Having the time to become once again involved in matters affecting the Grand Canyon, In 1998, I attempted to grasp the threads of affairs I had dropped 16 years before, even though few of the players I had known were still around. Particularly with respect to the park-worthy areas of the Canyon’s north side, the issues unresolved in the early ’80’s were handles I could grab in seeking to learn about a new status quo.
I wrote letters to agency heads, sought conversation with them and with active environmentalists, and planned reconnoitering trips, particularly to the Arizona Strip. My timing on the latter was fortuitous, since as I was traveling, Secretary Babbitt was putting together, at his much higher level, his ideas about more Antiquities Act actions. Of course, I had no knowledge of his moves, and the Arizona Strip BLM staff that I interviewed said nothing. Unlike my efforts in the 1970’s, I was now an unfamiliar inquirer with no organizational connections.
Prelude: Back to Life
It was my good fortune to visit the northwestern segments of the Canyon early after my Western migration. From Toroweap westward to the Shivwits Plateau, from the rim to, and along, the river, I learned what a wonderfully varied landscape it was. When the time came, in the mid-1970’s, to change the Park boundaries, I was hopeful that this region would take its appropriate & logical place in a complete Grand Canyon National Park. Good news; bad news.
The Fourth Grand Canyon National Monument — better called the Grand Confusion — 1998-2000
Having gone through the materials I have on the creation of the Grand Canyon - Parashant national Monument in 2000, and then gone through them again, one thing seems clear: born perhaps in confusion, it certainly went through changes and phases that at the end brought a product that, in terms of its original conception, does not make sense. Let me see if I can tell the story…straight.

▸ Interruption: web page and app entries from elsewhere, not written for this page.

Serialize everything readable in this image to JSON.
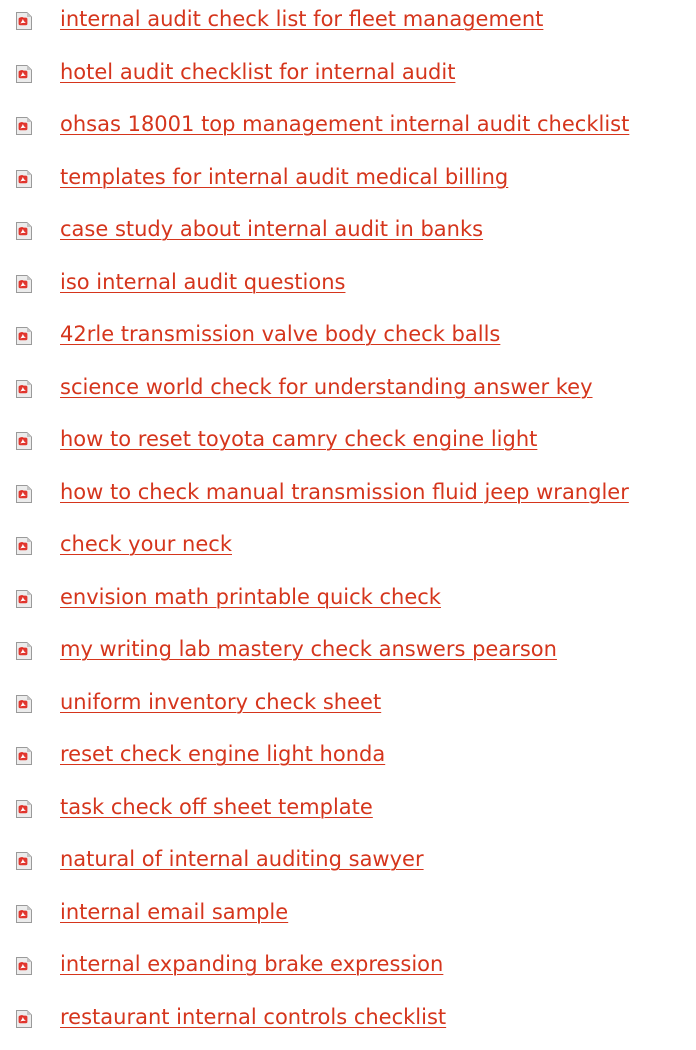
{
  "icon": {
    "name": "pdf-file-icon",
    "page_color": "#ececec",
    "fold_color": "#c4c4c4",
    "logo_color": "#e0241b",
    "border_color": "#9a9a9a"
  },
  "link_color": "#d5351c",
  "links": [
    {
      "label": "internal audit check list for fleet management"
    },
    {
      "label": "hotel audit checklist for internal audit"
    },
    {
      "label": "ohsas 18001 top management internal audit checklist"
    },
    {
      "label": "templates for internal audit medical billing"
    },
    {
      "label": "case study about internal audit in banks"
    },
    {
      "label": "iso internal audit questions"
    },
    {
      "label": "42rle transmission valve body check balls"
    },
    {
      "label": "science world check for understanding answer key"
    },
    {
      "label": "how to reset toyota camry check engine light"
    },
    {
      "label": "how to check manual transmission fluid jeep wrangler"
    },
    {
      "label": "check your neck"
    },
    {
      "label": "envision math printable quick check"
    },
    {
      "label": "my writing lab mastery check answers pearson"
    },
    {
      "label": "uniform inventory check sheet"
    },
    {
      "label": "reset check engine light honda"
    },
    {
      "label": "task check off sheet template"
    },
    {
      "label": "natural of internal auditing sawyer"
    },
    {
      "label": "internal email sample"
    },
    {
      "label": "internal expanding brake expression"
    },
    {
      "label": "restaurant internal controls checklist"
    }
  ]
}
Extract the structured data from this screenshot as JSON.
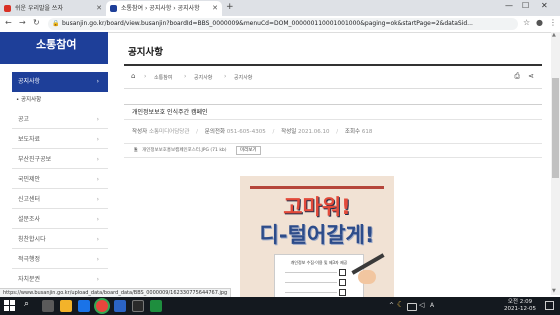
{
  "browser": {
    "tabs": [
      {
        "label": "쉬운 우리말을 쓰자",
        "active": false
      },
      {
        "label": "소통참여 › 공지사항 › 공지사항",
        "active": true
      }
    ],
    "new_tab_label": "+",
    "url": "busanjin.go.kr/board/view.busanjin?boardId=BBS_0000009&menuCd=DOM_000000110001001000&paging=ok&startPage=2&dataSid...",
    "status_url": "https://www.busanjin.go.kr/upload_data/board_data/BBS_0000009/162330775644767.jpg"
  },
  "sidebar": {
    "title": "소통참여",
    "active_item": "공지사항",
    "sub_item": "• 공지사항",
    "items": [
      "공고",
      "보도자료",
      "부산진구공보",
      "국민제안",
      "신고센터",
      "설문조사",
      "칭찬합시다",
      "적극행정",
      "자치분권"
    ]
  },
  "main": {
    "page_title": "공지사항",
    "breadcrumb": [
      "소통참여",
      "공지사항",
      "공지사항"
    ],
    "post_title": "개인정보보호 인식주간 캠페인",
    "meta": {
      "author_label": "작성자",
      "author": "소통미디어담당관",
      "contact_label": "문의전화",
      "contact": "051-605-4305",
      "date_label": "작성일",
      "date": "2021.06.10",
      "views_label": "조회수",
      "views": "618"
    },
    "attachment": {
      "filename": "개인정보보호홍보캠페인포스터.JPG (71 kb)",
      "preview_label": "미리보기"
    },
    "poster": {
      "line1": "고마워!",
      "line2": "디-털어갈게!",
      "card_title": "개인정보 수집·이용 및 제3자 제공",
      "colors": {
        "background": "#f1e2d4",
        "red": "#e24a3a",
        "navy": "#2d4c8a"
      }
    }
  },
  "taskbar": {
    "time": "오전 2:09",
    "date": "2021-12-05",
    "ime": "A"
  },
  "colors": {
    "brand": "#1e3f99",
    "taskbar": "#14191f"
  }
}
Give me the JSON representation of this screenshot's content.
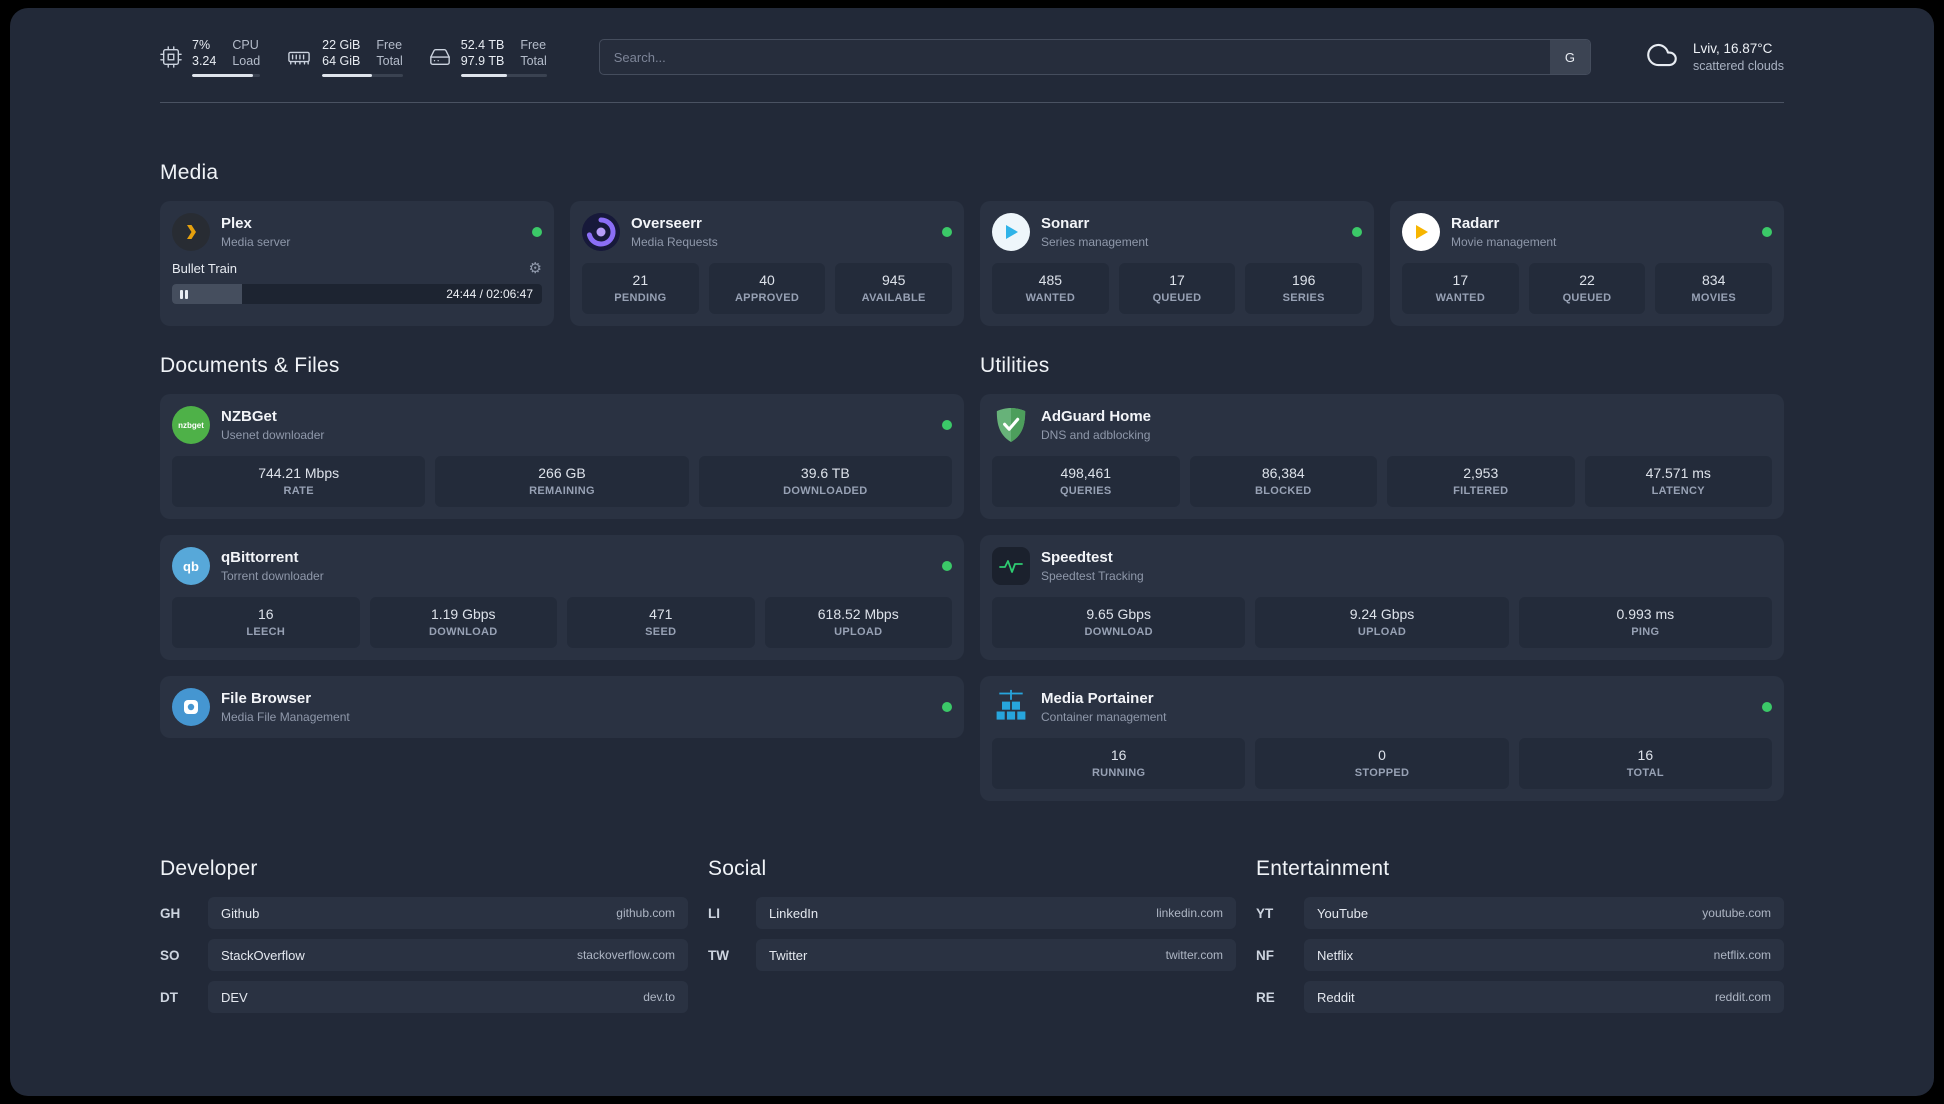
{
  "colors": {
    "status_green": "#3bc968",
    "background": "#222938",
    "card": "#2a3242"
  },
  "topbar": {
    "cpu": {
      "value": "7%",
      "sub": "3.24",
      "label_top": "CPU",
      "label_bottom": "Load"
    },
    "ram": {
      "value": "22 GiB",
      "sub": "64 GiB",
      "label_top": "Free",
      "label_bottom": "Total"
    },
    "disk": {
      "value": "52.4 TB",
      "sub": "97.9 TB",
      "label_top": "Free",
      "label_bottom": "Total"
    },
    "search": {
      "placeholder": "Search...",
      "button_label": "G"
    },
    "weather": {
      "location": "Lviv, 16.87°C",
      "condition": "scattered clouds"
    }
  },
  "media": {
    "title": "Media",
    "plex": {
      "name": "Plex",
      "subtitle": "Media server",
      "now_playing": "Bullet Train",
      "time": "24:44 / 02:06:47"
    },
    "overseerr": {
      "name": "Overseerr",
      "subtitle": "Media Requests",
      "stats": [
        {
          "value": "21",
          "label": "PENDING"
        },
        {
          "value": "40",
          "label": "APPROVED"
        },
        {
          "value": "945",
          "label": "AVAILABLE"
        }
      ]
    },
    "sonarr": {
      "name": "Sonarr",
      "subtitle": "Series management",
      "stats": [
        {
          "value": "485",
          "label": "WANTED"
        },
        {
          "value": "17",
          "label": "QUEUED"
        },
        {
          "value": "196",
          "label": "SERIES"
        }
      ]
    },
    "radarr": {
      "name": "Radarr",
      "subtitle": "Movie management",
      "stats": [
        {
          "value": "17",
          "label": "WANTED"
        },
        {
          "value": "22",
          "label": "QUEUED"
        },
        {
          "value": "834",
          "label": "MOVIES"
        }
      ]
    }
  },
  "documents": {
    "title": "Documents & Files",
    "nzbget": {
      "name": "NZBGet",
      "subtitle": "Usenet downloader",
      "stats": [
        {
          "value": "744.21 Mbps",
          "label": "RATE"
        },
        {
          "value": "266 GB",
          "label": "REMAINING"
        },
        {
          "value": "39.6 TB",
          "label": "DOWNLOADED"
        }
      ]
    },
    "qbittorrent": {
      "name": "qBittorrent",
      "subtitle": "Torrent downloader",
      "stats": [
        {
          "value": "16",
          "label": "LEECH"
        },
        {
          "value": "1.19 Gbps",
          "label": "DOWNLOAD"
        },
        {
          "value": "471",
          "label": "SEED"
        },
        {
          "value": "618.52 Mbps",
          "label": "UPLOAD"
        }
      ]
    },
    "filebrowser": {
      "name": "File Browser",
      "subtitle": "Media File Management"
    }
  },
  "utilities": {
    "title": "Utilities",
    "adguard": {
      "name": "AdGuard Home",
      "subtitle": "DNS and adblocking",
      "stats": [
        {
          "value": "498,461",
          "label": "QUERIES"
        },
        {
          "value": "86,384",
          "label": "BLOCKED"
        },
        {
          "value": "2,953",
          "label": "FILTERED"
        },
        {
          "value": "47.571 ms",
          "label": "LATENCY"
        }
      ]
    },
    "speedtest": {
      "name": "Speedtest",
      "subtitle": "Speedtest Tracking",
      "stats": [
        {
          "value": "9.65 Gbps",
          "label": "DOWNLOAD"
        },
        {
          "value": "9.24 Gbps",
          "label": "UPLOAD"
        },
        {
          "value": "0.993 ms",
          "label": "PING"
        }
      ]
    },
    "portainer": {
      "name": "Media Portainer",
      "subtitle": "Container management",
      "stats": [
        {
          "value": "16",
          "label": "RUNNING"
        },
        {
          "value": "0",
          "label": "STOPPED"
        },
        {
          "value": "16",
          "label": "TOTAL"
        }
      ]
    }
  },
  "developer": {
    "title": "Developer",
    "links": [
      {
        "abbr": "GH",
        "name": "Github",
        "url": "github.com"
      },
      {
        "abbr": "SO",
        "name": "StackOverflow",
        "url": "stackoverflow.com"
      },
      {
        "abbr": "DT",
        "name": "DEV",
        "url": "dev.to"
      }
    ]
  },
  "social": {
    "title": "Social",
    "links": [
      {
        "abbr": "LI",
        "name": "LinkedIn",
        "url": "linkedin.com"
      },
      {
        "abbr": "TW",
        "name": "Twitter",
        "url": "twitter.com"
      }
    ]
  },
  "entertainment": {
    "title": "Entertainment",
    "links": [
      {
        "abbr": "YT",
        "name": "YouTube",
        "url": "youtube.com"
      },
      {
        "abbr": "NF",
        "name": "Netflix",
        "url": "netflix.com"
      },
      {
        "abbr": "RE",
        "name": "Reddit",
        "url": "reddit.com"
      }
    ]
  }
}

Reader beware. I recorded my September 27, 2012, interview with former (1993-2001) Secretary of the Interior Bruce Babbitt, and then transcribed it. This post is that material, gathered into topics. My goal was to produce his words, smoothed, ordered, and connected for reading purposes, but trying to keep his voice. I did not use quotation marks or paraphrasing.
My main focus was his personal role in, and reflections on, the establishment of the Grand Canyon - Parashant National Monument (the fourth for the Canyon). What I like about this material is that it became a mini-essay on governance in a society in which openness and participation are central values. When "I" is used, that is Babbitt in smoothed quote. Material in parentheses is explanation or bridging for smoothness. In an exchange, B is for B.Babbitt, J for me.
Wednesday, July 20, 2016
The story of Marble Canyon National Monument is a facet of one aspect of the mid-1960’s conflict over whether to build dam(s) in the Grand Canyon. (Pieces of this story are in other blog entries, e.g. Dams, The Navajo Boundary, but the material in the Stewart Udall archives makes it worthwhile to bring the pieces together.)
That aspect was the effort by the Arizona Power Authority (APA) to gain a license to build and operate a state, as opposed to a federal, hydroelectric dam in the reach of the Grand Canyon upstream from the northern boundary of the National Park. The federal plans were on hold through the 1950’s until 1964 due to a legal contest between Arizona and California over Colorado River water rights. This contest included a hold on federal Reclamation development in Arizona involving the dams and the Central Arizona and other projects. Some Arizona politicians, disgusted at this delay in federal activity, decided to bring about River development using state agencies, notably by the APA pursuing a state-funded dam in Marble.